  10. Mr. Replica says:

    Relevant.

    (Carlin – Goofy Boy Names)

  11. rudderpedals says:

    @Doug Mataconis:

    Won’t be long before the early birds are seating
    tables of Tiffanys, Jennifers, Cyndis, Marcs (with a ‘c’) and Treys. I think you’re right about the exotic but not too exotic in a Sophia with a silent ‘Loren’.

    @Timothy Watson:

    She will do nicely. And doesn’t the regional distribution bear it out too, given demographics?

    @Jeremy R:

    Maybe it’s next in line Rock->Stone->Mason? Where does Mason come from, was there a kid in a boy band named Mason?

  12. superdestroyer says:

    Eight grade English class in the 190’s had three each of Bill, Tim, Scott, and David.

    Also, having had several jobs where records were kept for 1000’s of people, I have three simple rules: First, do not give you child an oddly spelled name. They just get to go through life with their name misspelled. Second, ff you have a last name that can be confused for a first name (like Martin), do not give your child a first name that can be confused with a last name. I was always amazed how many records had the first and last names reversed. And third, think about what the initials spell out. I was always amazed people who had initials that were embarrassing.

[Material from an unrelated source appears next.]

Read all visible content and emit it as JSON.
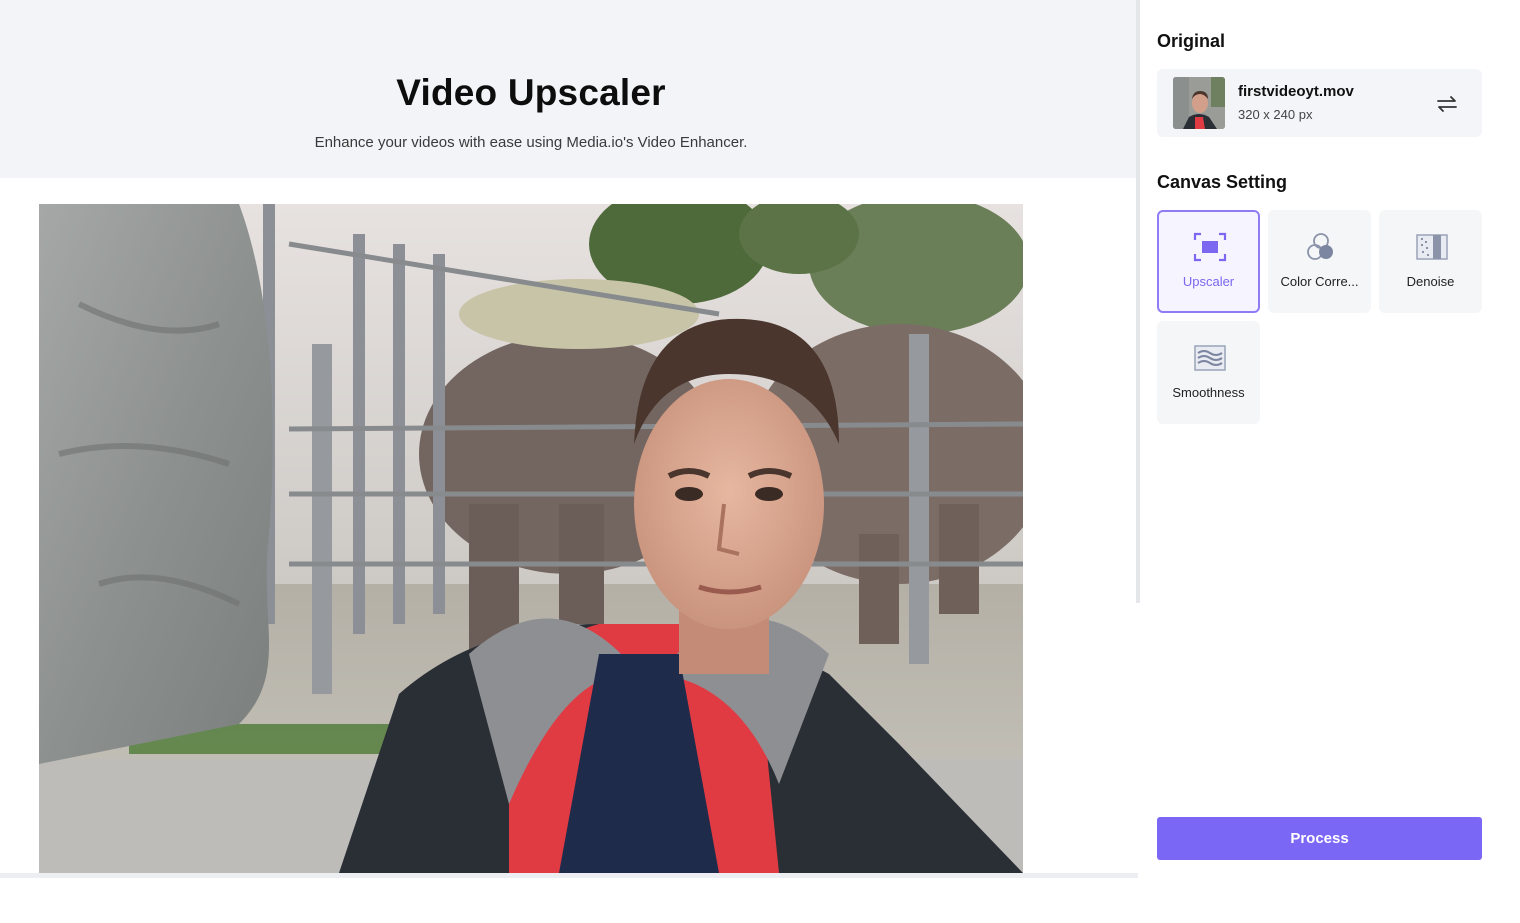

  13. rodney dill says:

    One would think there would be a veritable landslide of Baracks by now.

  14. M. Bouffant says:

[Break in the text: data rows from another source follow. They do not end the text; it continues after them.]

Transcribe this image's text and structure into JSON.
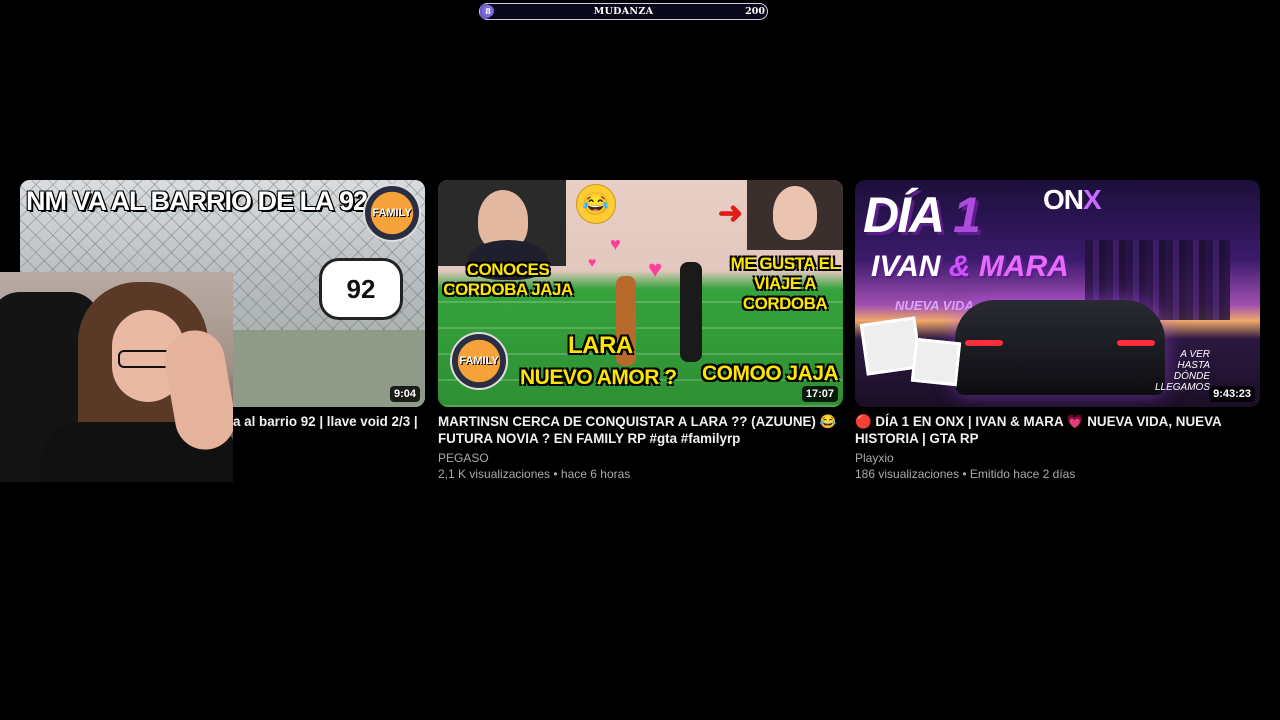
{
  "goal_bar": {
    "start_label": "8",
    "title": "MUDANZA",
    "target": "200",
    "progress_fraction": 0.04
  },
  "videos": [
    {
      "thumb_headline": "NM VA AL BARRIO DE LA 92",
      "thumb_badge": "FAMILY",
      "thumb_graffiti": "92",
      "duration": "9:04",
      "title": "a al barrio 92 | llave void 2/3 |",
      "channel": "",
      "meta": ""
    },
    {
      "thumb_caption_1": "CONOCES CORDOBA JAJA",
      "thumb_caption_2": "ME GUSTA EL VIAJE A CORDOBA",
      "thumb_caption_3": "LARA",
      "thumb_caption_4": "NUEVO AMOR ?",
      "thumb_caption_5": "COMOO JAJA",
      "thumb_badge": "FAMILY",
      "duration": "17:07",
      "title": "MARTINSN CERCA DE CONQUISTAR A LARA ?? (AZUUNE) 😂 FUTURA NOVIA ? EN FAMILY RP #gta #familyrp",
      "channel": "PEGASO",
      "meta": "2,1 K visualizaciones • hace 6 horas"
    },
    {
      "thumb_title": "DÍA",
      "thumb_number": "1",
      "thumb_name_1": "IVAN",
      "thumb_amp": "&",
      "thumb_name_2": "MARA",
      "thumb_sub": "NUEVA VIDA",
      "thumb_logo": "ON",
      "thumb_logo_x": "X",
      "thumb_corner": "A VER HASTA DÓNDE LLEGAMOS",
      "duration": "9:43:23",
      "title": "🔴 DÍA 1 EN ONX | IVAN & MARA 💗 NUEVA VIDA, NUEVA HISTORIA | GTA RP",
      "channel": "Playxio",
      "meta": "186 visualizaciones • Emitido hace 2 días"
    }
  ],
  "colors": {
    "background": "#000000",
    "meta_text": "#aaaaaa",
    "goal_accent": "#6a5acd"
  }
}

    @Stormy Dragon:
    It is a jar’s name. Or the last name of someone whose ancestors cemented stones & bricks together for a living.

    It should no more be anyone’s first or given name than Hunter, Taylor or any other occupational name. I hope we won’t be seeing people first-named Farmer, Cook or Sawyer very soon.

    Not even going to mention Freemasonry.

  15. M. Bouffant says:

    @superdestroyer:
    I am in complete agreement w/ sd here (which is a little disconcerting).

    I do wish they’d included the second, maybe even third most popular names as well, & indicated percentages. I doubt that many of the names shown were given to a plurality (let alone a majority) of each state’s newborns.

  16. Franklin says:

    @CSK: I have a hard time believing the story about 6 Lavernes; I’ve yet to hear of a single non-sitcom use of that name.

    On the other hand, I believe there was a girls’ high school basketball team a number of years back. The 5 starters were all named Caitlin, except with 4 different spelling variations IIRC.

  17. Franklin says:

    As a personal preference, every human and pet I’ve named has a “real” name with its traditional spelling, but not overly common and NEVER EVER the flavor-of-the-month.

  18. @rudderpedals: Maybe. I’m confused about Ava (New Hampshire), the only Ava I can think of is the character Ava Crowder on FX’s “Justified”.

    The same for Idaho with Olivia.

  19. superdestroyer says:

    @M. Bouffant:

    I would aos suggest that expecting parents look at the top 100 names from the previous year and avoid those names. Unless they want their child to go through life using their middle name, a nickname, or their last name, parents should avoid the most popular names.

  20. CSK says:

    @Timothy Watson:

    Ava Gardner?

  21. Franklin says:

    @superdestroyer: Well, I’d probably qualify your advice as: look at the top 100 names and don’t pick any that suddenly appeared over the past few years. Those will surely date your kid later in life. On the other hand, names that are common and always have been, like Michael, are pretty inoffensive, even if I personally wouldn’t choose them.

  22. @CSK: Gardner died in 1990, I figured we were limiting ourselves to contemporary reasons for the choices of names.